Task item
Nothing more is wanted than an exact repeat of the data below.

►

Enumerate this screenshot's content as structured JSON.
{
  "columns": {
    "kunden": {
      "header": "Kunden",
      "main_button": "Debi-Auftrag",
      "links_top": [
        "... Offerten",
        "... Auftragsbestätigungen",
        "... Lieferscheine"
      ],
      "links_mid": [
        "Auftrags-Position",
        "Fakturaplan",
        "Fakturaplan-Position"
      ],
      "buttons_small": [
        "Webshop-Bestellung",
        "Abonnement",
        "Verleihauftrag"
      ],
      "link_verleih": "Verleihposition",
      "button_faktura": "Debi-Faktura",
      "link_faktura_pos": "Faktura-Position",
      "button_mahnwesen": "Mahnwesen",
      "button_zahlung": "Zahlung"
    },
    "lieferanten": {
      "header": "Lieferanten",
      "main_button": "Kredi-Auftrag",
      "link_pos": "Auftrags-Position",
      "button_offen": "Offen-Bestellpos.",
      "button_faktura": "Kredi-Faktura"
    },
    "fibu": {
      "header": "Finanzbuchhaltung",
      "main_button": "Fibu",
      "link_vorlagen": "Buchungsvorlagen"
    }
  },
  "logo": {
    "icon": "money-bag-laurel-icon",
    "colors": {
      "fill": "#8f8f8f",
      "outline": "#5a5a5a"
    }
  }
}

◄

Answer area
Enumerate this screenshot's content as structured JSON.
{
  "columns": {
    "kunden": {
      "header": "Kunden",
      "main_button": "Debi-Auftrag",
      "links_top": [
        "... Offerten",
        "... Auftragsbestätigungen",
        "... Lieferscheine"
      ],
      "links_mid": [
        "Auftrags-Position",
        "Fakturaplan",
        "Fakturaplan-Position"
      ],
      "buttons_small": [
        "Webshop-Bestellung",
        "Abonnement",
        "Verleihauftrag"
      ],
      "link_verleih": "Verleihposition",
      "button_faktura": "Debi-Faktura",
      "link_faktura_pos": "Faktura-Position",
      "button_mahnwesen": "Mahnwesen",
      "button_zahlung": "Zahlung"
    },
    "lieferanten": {
      "header": "Lieferanten",
      "main_button": "Kredi-Auftrag",
      "link_pos": "Auftrags-Position",
      "button_offen": "Offen-Bestellpos.",
      "button_faktura": "Kredi-Faktura"
    },
    "fibu": {
      "header": "Finanzbuchhaltung",
      "main_button": "Fibu",
      "link_vorlagen": "Buchungsvorlagen"
    }
  },
  "logo": {
    "icon": "money-bag-laurel-icon",
    "colors": {
      "fill": "#8f8f8f",
      "outline": "#5a5a5a"
    }
  }
}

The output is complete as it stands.